by bumblebees good lord please give me a minute…
and moonglow and catkin and crookneck
and painted tongue and seedpod and johnny jump-up;
thank you what in us rackets glad
what gladrackets us;
and thank you, too, this knuckleheaded heart, this pelican heart,
this gap-toothed heart flinging open its gaudy maw
to the sky, oh clumsy, oh bumblefucked,
oh giddy, oh dumbstruck,
oh rickshaw, oh goat twisting
its head at me from my peach tree’s highest branch,
balanced impossibly gobbling the last fruit,
its tongue working like an engine,
a lone sweet drop tumbling by some miracle
into my mouth like the smell of someone I’ve loved;
heart like an elephant screaming
at the bones of its dead;
heart like the lady on the bus
dressed head to toe in gold, the sun
shivering her shiny boots, singing
Erykah Badu to herself
leaning her head against the window;
and thank you the way my father one time came back in a dream
by plucking the two cables beneath my chin
like a bass fiddle’s strings
and played me until I woke singing,
no kidding, singing, smiling,
thank you, thank you,
stumbling into the garden where
the Juneberry’s flowers had burst open
like the bells of French horns, the lily
my mother and I planted oozed into the air,
the bazillion ants labored in their earthen workshops
below, the collard greens waved in the wind
like the sails of ships, and the wasps
swam in the mint bloom’s viscous swill;
and you, again you, for hanging tight, dear friend.
I know I can be long-winded sometimes.
I want so badly to rub the sponge of gratitude
over every last thing, including you, which, yes, awkward,
the suds in your ear and armpit, the little sparkling gems
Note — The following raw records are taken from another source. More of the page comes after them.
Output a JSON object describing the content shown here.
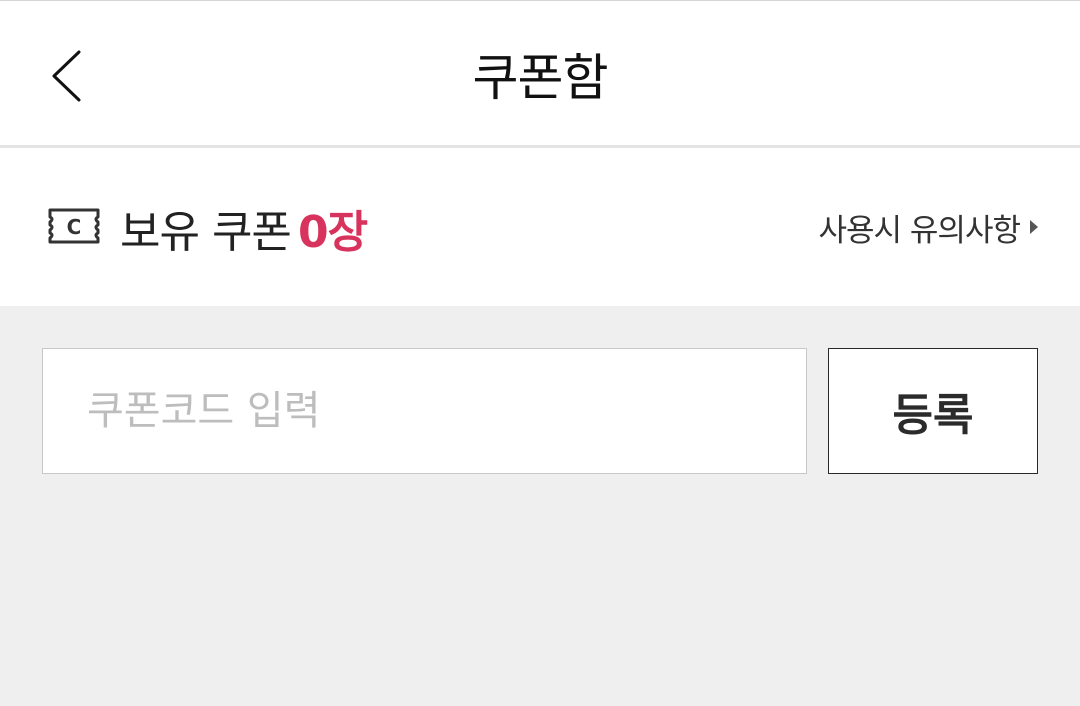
{
  "header": {
    "title": "쿠폰함",
    "back_icon": "chevron-left-icon"
  },
  "summary": {
    "icon": "coupon-ticket-icon",
    "icon_letter": "C",
    "label": "보유 쿠폰",
    "count": "0장",
    "count_color": "#d8335c",
    "notice_link": "사용시 유의사항",
    "notice_icon": "caret-right-icon"
  },
  "register": {
    "placeholder": "쿠폰코드 입력",
    "value": "",
    "button_label": "등록"
  },
  "colors": {
    "background": "#efefef",
    "surface": "#ffffff",
    "accent": "#d8335c"
  }
}
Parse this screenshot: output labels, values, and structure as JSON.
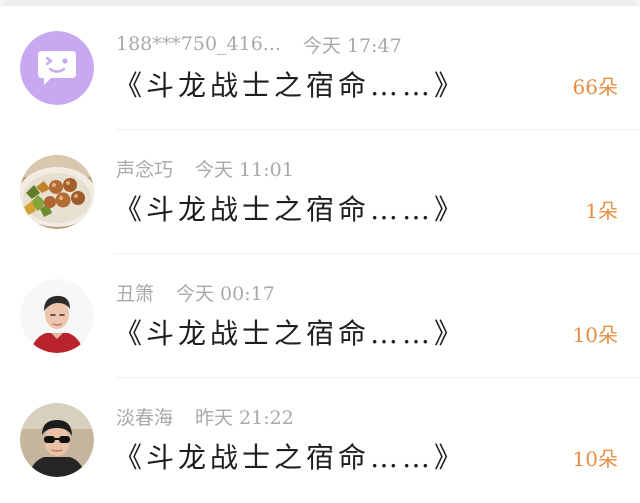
{
  "messages": [
    {
      "sender": "188***750_416...",
      "time": "今天 17:47",
      "title": "《斗龙战士之宿命……》",
      "count": "66朵",
      "avatar": "wink-face-avatar"
    },
    {
      "sender": "声念巧",
      "time": "今天 11:01",
      "title": "《斗龙战士之宿命……》",
      "count": "1朵",
      "avatar": "food-plate-avatar"
    },
    {
      "sender": "丑箫",
      "time": "今天 00:17",
      "title": "《斗龙战士之宿命……》",
      "count": "10朵",
      "avatar": "young-man-red-shirt-avatar"
    },
    {
      "sender": "淡春海",
      "time": "昨天 21:22",
      "title": "《斗龙战士之宿命……》",
      "count": "10朵",
      "avatar": "man-sunglasses-avatar"
    }
  ],
  "colors": {
    "avatar_purple": "#c9a8f2",
    "count_orange": "#e78d43",
    "meta_gray": "#a9a9a9"
  }
}
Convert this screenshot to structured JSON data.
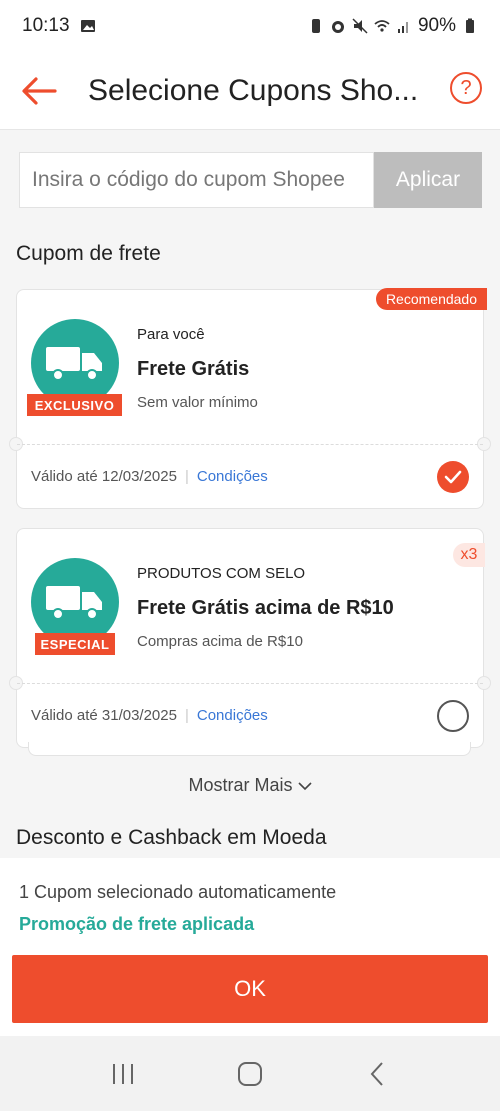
{
  "status_bar": {
    "time": "10:13",
    "battery": "90%"
  },
  "header": {
    "title": "Selecione Cupons Sho...",
    "help_symbol": "?"
  },
  "coupon_input": {
    "placeholder": "Insira o código do cupom Shopee",
    "value": "",
    "apply_label": "Aplicar"
  },
  "sections": {
    "shipping_title": "Cupom de frete",
    "coin_title": "Desconto e Cashback em Moeda"
  },
  "vouchers": [
    {
      "badge": "Recomendado",
      "tag": "EXCLUSIVO",
      "label": "Para você",
      "title": "Frete Grátis",
      "subtitle": "Sem valor mínimo",
      "validity": "Válido até 12/03/2025",
      "conditions": "Condições",
      "selected": true
    },
    {
      "badge": "x3",
      "tag": "ESPECIAL",
      "label": "PRODUTOS COM SELO",
      "title": "Frete Grátis acima de R$10",
      "subtitle": "Compras acima de R$10",
      "validity": "Válido até 31/03/2025",
      "conditions": "Condições",
      "selected": false
    }
  ],
  "show_more": "Mostrar Mais",
  "footer": {
    "auto_selected": "1 Cupom selecionado automaticamente",
    "promo_applied": "Promoção de frete aplicada",
    "ok_label": "OK"
  },
  "colors": {
    "accent": "#ee4d2d",
    "teal": "#26aa99",
    "link": "#3977d6"
  },
  "icons": {
    "back": "arrow-left-icon",
    "help": "question-circle-icon",
    "truck": "truck-icon",
    "check": "check-icon",
    "chevron": "chevron-down-icon"
  }
}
slipping into your eye. Soon it will be over,
which is precisely what the child in my dream said,
holding my hand, pointing at the roiling sea and the sky
hurtling our way like so many buffalo,
who said it’s much worse than we think,
and sooner; to whom I said
no duh child in my dreams, what do you think
this singing and shuddering is,
what this screaming and reaching and dancing
and crying is, other than loving
what every second goes away?
Goodbye, I mean to say.
And thank you. Every day.
Text as published on Poetryfoundation.org. “Catalog of Unabashed Gratitude” is from Ross Gay’s book Catalog of Unabashed Gratitude (University of Pittsburgh Press, 2015). Copyright © 2015 by Ross Gay.